Informed consent rates for neonatal randomized controlled trials in low- and lower middle-income versus high-income countries: A systematic review
Jacquelyn K. Patterson, Stuti Pant, Denise F. Jones, Syed Taha, Michael S. Jones, Melissa S. Bauserman, Paolo Montaldo, Carl L. Bose, Sudhin Thayyil, Ghislaine JMW van Thiel
Objective Legal, ethical, and regulatory requirements of medical research uniformly call for informed consent. We aimed to characterize and compare consent rates for neonatal randomized controlled trials in low- and lower middle-income countries versus high-income countries, and to evaluate the influence of study characteristics on consent rates. Methods In this systematic review, we searched MEDLINE, EMBASE and Cochrane for randomized controlled trials of neonatal interventions in low- and
... r middle-income countries or high-income countries published 01/01/2013 to 01/04/2018. Our primary outcome was consent rate, the proportion of eligible participants who consented amongst those approached, extracted from the article or email with the author. Using a generalised linear model for fractional dependent variables, we analysed the odds of consenting in low- and lower middle-income countries versus high-income countries across control types and interventions. Findings We screened 3523 articles, yielding 300 eligible randomized controlled trials with consent rates available for 135 low- and lower middle-income country trials and 65 high-income country trials. Median consent rates were higher for low- and lower middle-income countries (95.6%; interquartile range (IQR) 88.2–98.9) than high-income countries (82.7%; IQR 68.6–93.0; p<0.001). In adjusted regression analysis comparing low- and lower middle-income countries to high-income countries, the odds of consent for no placebo-drug/nutrition trials was 3.67 (95% Confidence Interval (CI) 1.87–7.19; p = 0.0002) and 6.40 (95%CI 3.32–12.34; p<0.0001) for placebo-drug/nutrition trials.
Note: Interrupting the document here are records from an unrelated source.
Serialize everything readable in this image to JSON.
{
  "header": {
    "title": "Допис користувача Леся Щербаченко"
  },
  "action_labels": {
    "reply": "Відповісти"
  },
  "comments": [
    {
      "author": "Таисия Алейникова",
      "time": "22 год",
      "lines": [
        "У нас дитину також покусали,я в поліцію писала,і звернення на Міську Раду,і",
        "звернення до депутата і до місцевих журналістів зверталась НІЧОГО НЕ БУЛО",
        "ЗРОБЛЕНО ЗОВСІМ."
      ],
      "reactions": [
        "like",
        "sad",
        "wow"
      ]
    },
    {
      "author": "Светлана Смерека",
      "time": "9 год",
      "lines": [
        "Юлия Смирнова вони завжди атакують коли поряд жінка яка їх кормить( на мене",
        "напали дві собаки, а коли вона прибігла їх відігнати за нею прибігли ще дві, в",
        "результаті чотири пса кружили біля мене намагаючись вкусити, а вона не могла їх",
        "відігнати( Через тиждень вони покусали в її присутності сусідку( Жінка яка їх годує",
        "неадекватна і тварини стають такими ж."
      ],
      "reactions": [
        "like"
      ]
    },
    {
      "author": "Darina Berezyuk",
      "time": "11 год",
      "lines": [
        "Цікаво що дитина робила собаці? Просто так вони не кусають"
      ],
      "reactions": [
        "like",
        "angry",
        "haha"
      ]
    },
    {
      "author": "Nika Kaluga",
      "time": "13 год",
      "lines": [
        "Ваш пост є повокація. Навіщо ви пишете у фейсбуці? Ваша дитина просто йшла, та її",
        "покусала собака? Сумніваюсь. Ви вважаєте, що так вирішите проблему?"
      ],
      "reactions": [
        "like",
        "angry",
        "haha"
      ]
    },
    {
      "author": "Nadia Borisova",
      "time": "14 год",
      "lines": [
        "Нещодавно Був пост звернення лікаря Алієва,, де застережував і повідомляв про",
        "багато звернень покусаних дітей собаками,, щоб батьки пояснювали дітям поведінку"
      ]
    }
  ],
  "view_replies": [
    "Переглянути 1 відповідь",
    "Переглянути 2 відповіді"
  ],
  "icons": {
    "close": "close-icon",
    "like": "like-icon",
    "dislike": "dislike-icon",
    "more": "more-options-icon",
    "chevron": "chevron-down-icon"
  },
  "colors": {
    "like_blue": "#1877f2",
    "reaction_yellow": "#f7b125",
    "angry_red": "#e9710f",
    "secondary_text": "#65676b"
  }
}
Conclusion Neonatal randomized controlled trials in low- and lower middle-income countries report consistently higher consent rates compared to high-income country trials. Our study is limited by the overrepresentation of India among randomized controlled trials in low- and lower middle-income countries. This study raises serious concerns about the adequacy of protections for highly vulnerable populations recruited to clinical trials in low- and lower middle-income countries.